In Argentina, the period of unusual heat, which started in December 2013, continued through January and into February, especially in central and northern regions, with a number of local heat records being set. Parts of Brazil experienced the hottest January on record. An energy blackout early February affected six million people and hit eleven states of Brazil, six of which are scheduled to host the 2014 World Cup next June. Apparently a peak of demand caused by a heat wave had the grid down.
Researchers have identified several extreme weather critical issues on energy sector, including disruptions on power-plant and fuel supplies, due to droughts and severe storms. Extreme climate causes major issues to the energy sector by:
Increasing air and water temperatures;
Decreasing water availability across regions and seasons; and
Increasing intensity and frequency of storm events, flooding and sea level rise.
Some adverse effects have been detected:
Severe losses on infrastructure: there are higher risks to energy infrastructure located along the coasts thanks to sea level rise, the increasing intensity of storms, Continue reading →
Published every six years, the IPCC Assessment Reports are the most comprehensive international assessments on the state of climate science.
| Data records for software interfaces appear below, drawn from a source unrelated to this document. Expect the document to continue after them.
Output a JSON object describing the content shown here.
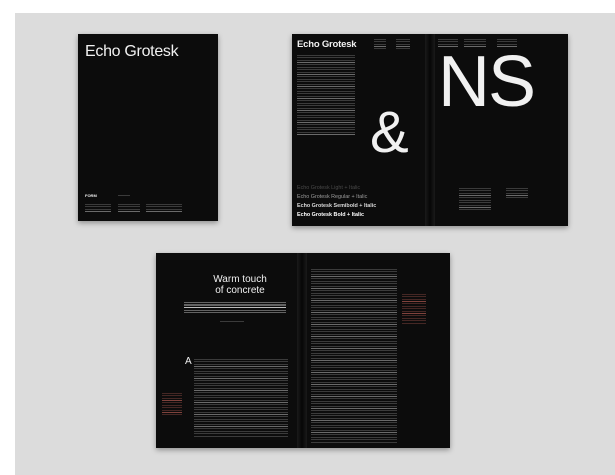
{
  "cover": {
    "title": "Echo Grotesk",
    "foundry": "FORM"
  },
  "spread_top": {
    "title": "Echo Grotesk",
    "ampersand": "&",
    "letters": "NS",
    "styles": [
      "Echo Grotesk Light + Italic",
      "Echo Grotesk Regular + Italic",
      "Echo Grotesk Semibold + Italic",
      "Echo Grotesk Bold + Italic"
    ]
  },
  "spread_bottom": {
    "headline_line1": "Warm touch",
    "headline_line2": "of concrete",
    "drop_cap": "A"
  },
  "colors": {
    "background": "#dcdcdc",
    "paper": "#0c0c0c",
    "text": "#f1f1f1",
    "accent": "#a5544c"
  }
}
Similar to prior studies, AR5 is the product of a consensus based process combining the most current scientific data with input from more than 800 climate scientists from dozens of countries.
The AR5 alerts on these key messages:
Humans are largely responsible for rising global temperatures: global surface air temperatures have risen more slowly in recent years, but warming in the oceans Continue reading →